For example:

void combine_arrays(int *restrict a, int *restrict b, int count)
{
  #pragma clang loop vectorize(enable) vectorize_style(fixed_width)
  for ( int i = 0; i < count; i++ )
  {
    a[i] = b[i] + 1;
  }
}

Unrolling and interleaving with pragmas

To enable better use of processor resources, loops can be duplicated to reduce the loop iteration count and increase the instruction-level parallelism (ILP). For scalar loops, the method is called unrolling. For vectorizable loops, interleaving is performed.

Unrolling

Unrolling a scalar loop, for example:

for (int i = 0; i < 64; i++) {
  data[i] = input[i] * other[i];
}

by a factor of two, gives:

for (int i = 0; i < 32; i +=2) {
  data[i] = input[i] * other[i];
  data[i+1] = input[i+1] * other[i+1];
}

For this example, two is the unrolling factor (UF). To unroll to the internal limit, the following pragma is inserted before the loop:

#pragma clang loop unroll(enable)

To unroll to a user-defined UF, instead insert:

#pragma clang loop unroll_count(_value_)

Interleaving

To interleave, an interleaving factor (IF) is used instead of a UF. To accurately generate interleaved code, the loop vectorizer models the cost on the register pressure and the generated code size. When a loop is vectorized, the interleaved code can be more optimal than unrolled code.

Like the UF, the IF can be the internal limit or a user-defined integer. To interleave to the internal limit, the following pragma is inserted before the loop:

#pragma clang loop interleave(enable)

To interleave to a user-defined IF, instead insert:

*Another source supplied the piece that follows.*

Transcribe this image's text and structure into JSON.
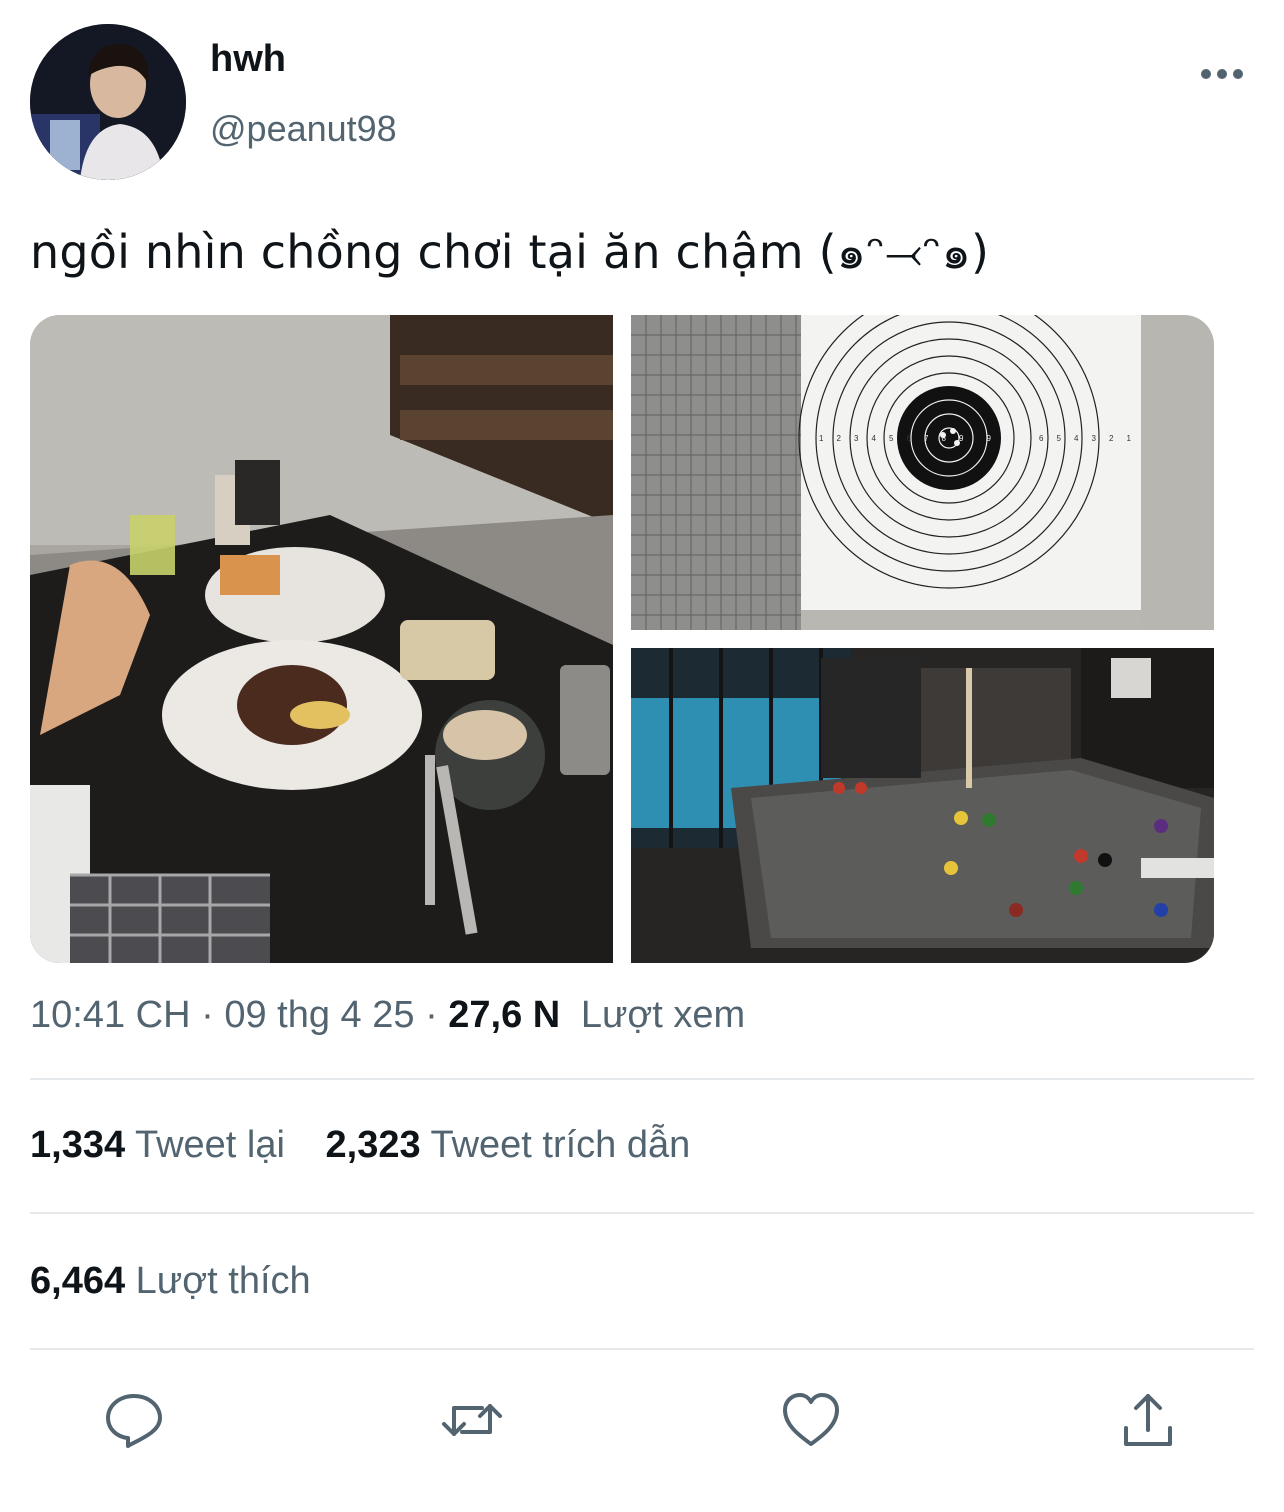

#pragma clang loop interleave_count(_value_)

Note: Interleaving performed on a scalar loop will not unroll the loop correctly.